◆ TASK INPUTS ◆
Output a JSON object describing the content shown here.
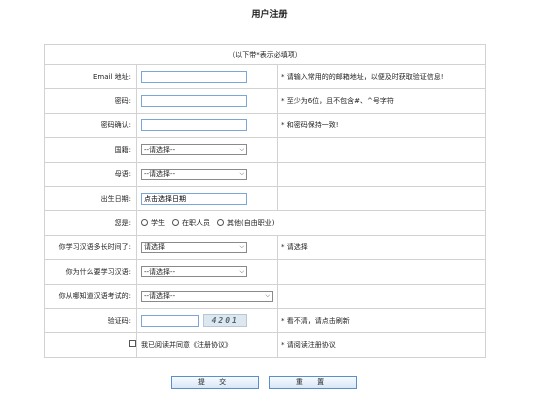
{
  "page": {
    "title": "用户注册"
  },
  "form": {
    "notice": "（以下带*表示必填项）",
    "email": {
      "label": "Email 地址:",
      "value": "",
      "hint": "* 请输入常用的的邮箱地址，以便及时获取验证信息!"
    },
    "password": {
      "label": "密码:",
      "value": "",
      "hint": "* 至少为6位，且不包含#、^号字符"
    },
    "password_confirm": {
      "label": "密码确认:",
      "value": "",
      "hint": "* 和密码保持一致!"
    },
    "nationality": {
      "label": "国籍:",
      "selected": "--请选择--"
    },
    "mother_tongue": {
      "label": "母语:",
      "selected": "--请选择--"
    },
    "birthdate": {
      "label": "出生日期:",
      "value": "点击选择日期"
    },
    "identity": {
      "label": "您是:",
      "options": [
        "学生",
        "在职人员",
        "其他(自由职业)"
      ]
    },
    "study_duration": {
      "label": "你学习汉语多长时间了:",
      "selected": "请选择",
      "hint": "* 请选择"
    },
    "study_reason": {
      "label": "你为什么要学习汉语:",
      "selected": "--请选择--"
    },
    "exam_source": {
      "label": "你从哪知道汉语考试的:",
      "selected": "--请选择--"
    },
    "captcha": {
      "label": "验证码:",
      "value": "",
      "image_text": "4201",
      "hint": "* 看不清，请点击刷新"
    },
    "agreement": {
      "text": "我已阅读并同意《注册协议》",
      "hint": "* 请阅读注册协议"
    }
  },
  "buttons": {
    "submit": "提 交",
    "reset": "重 置"
  },
  "colors": {
    "input_border": "#7aa7d8",
    "button_border": "#5b8fc9",
    "table_border": "#d2d2d2"
  }
}
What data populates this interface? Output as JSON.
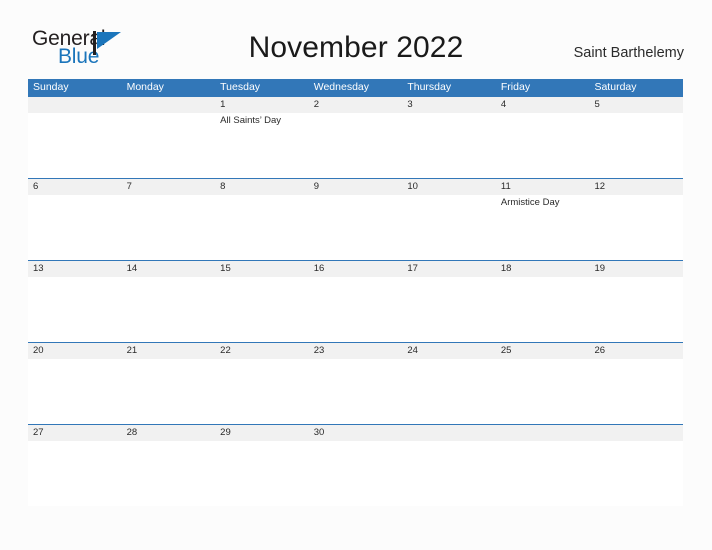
{
  "brand": {
    "name_part1": "General",
    "name_part2": "Blue",
    "flag_icon": "blue-flag-icon",
    "accent_color": "#1b75bb"
  },
  "header": {
    "title": "November 2022",
    "subtitle": "Saint Barthelemy"
  },
  "calendar": {
    "header_color": "#3277b8",
    "daynum_band_color": "#f1f1f1",
    "weekdays": [
      "Sunday",
      "Monday",
      "Tuesday",
      "Wednesday",
      "Thursday",
      "Friday",
      "Saturday"
    ],
    "weeks": [
      {
        "days": [
          {
            "num": "",
            "event": ""
          },
          {
            "num": "",
            "event": ""
          },
          {
            "num": "1",
            "event": "All Saints’ Day"
          },
          {
            "num": "2",
            "event": ""
          },
          {
            "num": "3",
            "event": ""
          },
          {
            "num": "4",
            "event": ""
          },
          {
            "num": "5",
            "event": ""
          }
        ]
      },
      {
        "days": [
          {
            "num": "6",
            "event": ""
          },
          {
            "num": "7",
            "event": ""
          },
          {
            "num": "8",
            "event": ""
          },
          {
            "num": "9",
            "event": ""
          },
          {
            "num": "10",
            "event": ""
          },
          {
            "num": "11",
            "event": "Armistice Day"
          },
          {
            "num": "12",
            "event": ""
          }
        ]
      },
      {
        "days": [
          {
            "num": "13",
            "event": ""
          },
          {
            "num": "14",
            "event": ""
          },
          {
            "num": "15",
            "event": ""
          },
          {
            "num": "16",
            "event": ""
          },
          {
            "num": "17",
            "event": ""
          },
          {
            "num": "18",
            "event": ""
          },
          {
            "num": "19",
            "event": ""
          }
        ]
      },
      {
        "days": [
          {
            "num": "20",
            "event": ""
          },
          {
            "num": "21",
            "event": ""
          },
          {
            "num": "22",
            "event": ""
          },
          {
            "num": "23",
            "event": ""
          },
          {
            "num": "24",
            "event": ""
          },
          {
            "num": "25",
            "event": ""
          },
          {
            "num": "26",
            "event": ""
          }
        ]
      },
      {
        "days": [
          {
            "num": "27",
            "event": ""
          },
          {
            "num": "28",
            "event": ""
          },
          {
            "num": "29",
            "event": ""
          },
          {
            "num": "30",
            "event": ""
          },
          {
            "num": "",
            "event": ""
          },
          {
            "num": "",
            "event": ""
          },
          {
            "num": "",
            "event": ""
          }
        ]
      }
    ]
  }
}
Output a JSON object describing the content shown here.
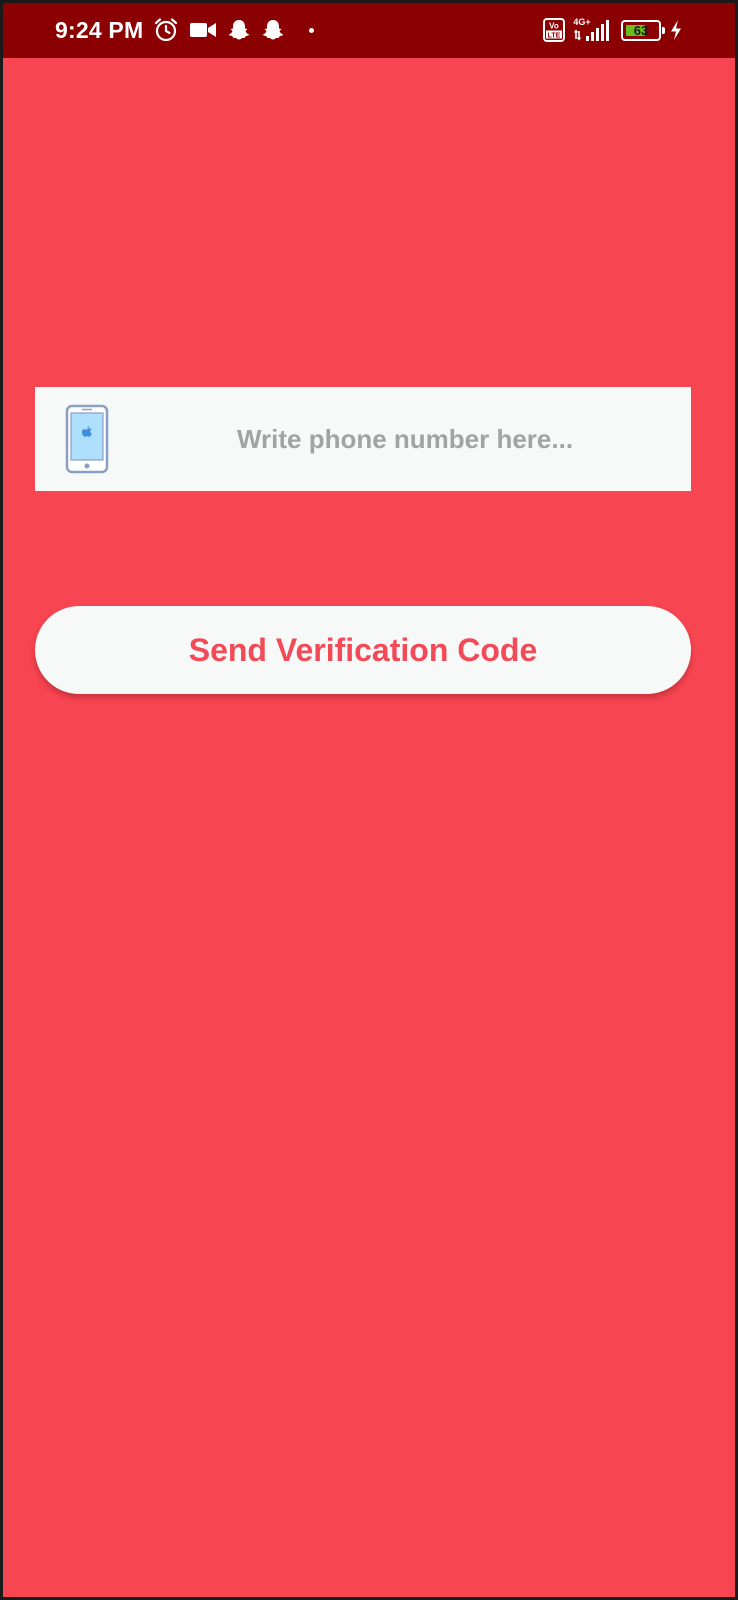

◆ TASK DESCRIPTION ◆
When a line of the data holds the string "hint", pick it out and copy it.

◆ ANSWER FOR THIS EXERCISE ◆
      "hint": "* 请输入常用的的邮箱地址，以便及时获取验证信息!"
      "hint": "* 至少为6位，且不包含#、^号字符"
      "hint": "* 和密码保持一致!"
      "hint": "* 请选择"
      "hint": "* 看不清，请点击刷新"
      "hint": "* 请阅读注册协议"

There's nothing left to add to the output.